The Catholic Medical Association, as defined in its mission statement, is a national, physician-led community of healthcare professionals that informs, organizes and inspires its members, in steadfast fidelity to the teachings of the Catholic Church, to uphold the principles of the Catholic faith in the science and practice of medicine. The groups are organized at the level of a parish, city or Diocese and provide local support and community to healthcare professionals with fellowship, education, opportunities to serve the local Church and public, mutual support, witness and a base for medical students and residents to find guidance.

The local group is planning a fall “White Mass,” a Mass celebrated for healthcare professionals, named for the white coats worn by those in the medical community. The White Mass is meant to honor those working in the healthcare profession, “but more importantly it allows healthcare professionals to unite their medical vocation and service with the healing ministry of Jesus Christ,” Kokoszynska said.

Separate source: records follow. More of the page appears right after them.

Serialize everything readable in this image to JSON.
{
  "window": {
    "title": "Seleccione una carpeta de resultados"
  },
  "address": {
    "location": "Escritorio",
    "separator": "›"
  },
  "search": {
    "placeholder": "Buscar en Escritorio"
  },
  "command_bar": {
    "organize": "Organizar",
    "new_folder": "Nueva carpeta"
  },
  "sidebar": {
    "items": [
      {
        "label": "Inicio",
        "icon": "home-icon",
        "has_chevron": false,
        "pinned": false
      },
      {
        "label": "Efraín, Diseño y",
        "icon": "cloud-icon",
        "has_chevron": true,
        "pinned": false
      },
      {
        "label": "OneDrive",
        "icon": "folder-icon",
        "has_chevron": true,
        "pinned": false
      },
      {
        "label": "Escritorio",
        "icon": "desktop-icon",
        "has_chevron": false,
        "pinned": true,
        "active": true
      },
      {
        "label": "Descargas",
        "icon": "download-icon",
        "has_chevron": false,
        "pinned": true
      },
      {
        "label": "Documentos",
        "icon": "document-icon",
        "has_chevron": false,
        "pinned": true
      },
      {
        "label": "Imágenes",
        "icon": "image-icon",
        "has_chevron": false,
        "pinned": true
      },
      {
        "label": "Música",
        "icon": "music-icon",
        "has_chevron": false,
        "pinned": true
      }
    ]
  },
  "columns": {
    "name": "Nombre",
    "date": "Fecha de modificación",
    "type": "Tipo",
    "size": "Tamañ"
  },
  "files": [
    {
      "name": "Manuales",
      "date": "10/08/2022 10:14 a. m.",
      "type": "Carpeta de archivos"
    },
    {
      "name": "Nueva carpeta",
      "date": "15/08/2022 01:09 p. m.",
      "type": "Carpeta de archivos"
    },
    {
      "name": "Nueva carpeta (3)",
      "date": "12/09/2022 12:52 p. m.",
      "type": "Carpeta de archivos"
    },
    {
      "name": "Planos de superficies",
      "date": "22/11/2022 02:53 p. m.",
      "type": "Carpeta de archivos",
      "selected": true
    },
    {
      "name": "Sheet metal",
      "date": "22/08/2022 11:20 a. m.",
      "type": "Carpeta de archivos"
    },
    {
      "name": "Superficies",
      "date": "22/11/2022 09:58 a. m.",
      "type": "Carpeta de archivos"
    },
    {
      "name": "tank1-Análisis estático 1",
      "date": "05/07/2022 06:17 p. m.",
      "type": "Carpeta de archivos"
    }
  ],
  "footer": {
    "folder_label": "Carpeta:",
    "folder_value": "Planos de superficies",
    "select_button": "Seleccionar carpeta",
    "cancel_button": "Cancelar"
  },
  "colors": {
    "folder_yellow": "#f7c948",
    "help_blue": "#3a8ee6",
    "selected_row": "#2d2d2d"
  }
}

Although it is a physician-led organization, anyone working in the healthcare profession is welcome to join.

Kokoszynska hopes to have regular meetings during which there will be opportunity for fellowship and prayer. “We hope to incorporate education on important topics like medical bioethics, physician wellness, spiritual growth, healthcare reform,” she said. “We would hope to organize retreats and mission trips in the future. There will also be opportunity to work with residents and medical students as well as serving the local community.”

The association is meant to be a resource for physicians. “It is there to be an unwavering entity in upholding the integrity and fidelity of the Catholic faith,” Kokoszynska said.

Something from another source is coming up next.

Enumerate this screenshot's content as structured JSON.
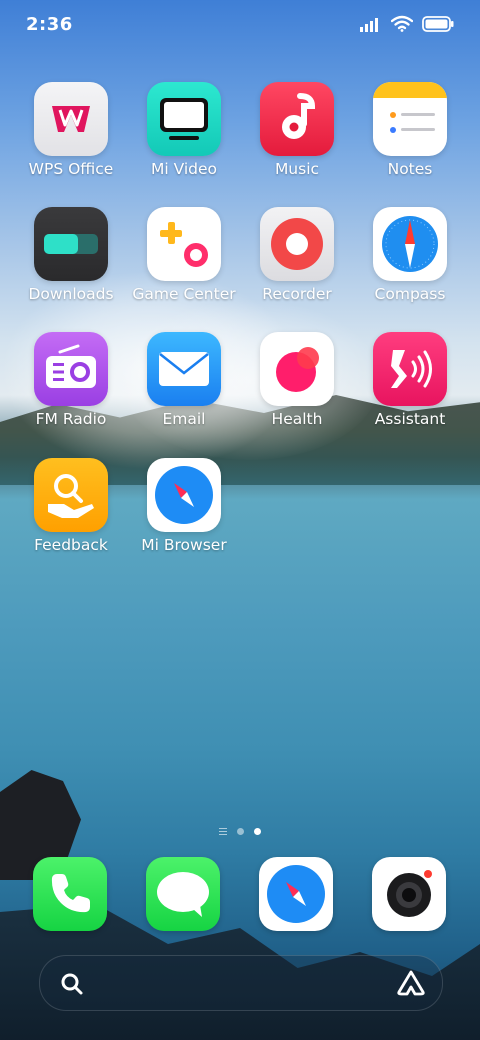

The association will allow exploration of issues that interface the intimate boundaries of medicine and religion especially those rooted in an ethical aspect. “In a broad sense, the CMA will focus on issues that will bring an integrated approach to the care of each patient by harmonizing clinical medicine with religion in order to highlight bioethical issues and their impact on patients, health-care workers and medical systems in the context of current society and culture.”

It is important to focus on such issues, as difficult or controversial as they may be, in order to restore and heal the patient-physician relationship, she continued. “To move away from a culture where the patient is a ‘client’ and the physician is a ‘healthcare provider’ who renders services determined by the client. Through discussing topics rooted in medical bioethics, psychology and sociology we can reconcile ourselves with the truth that this profession is truly a vocation, a calling from God to understand the patient as a whole and a selfless gift from God that needs to be nurtured and respected.”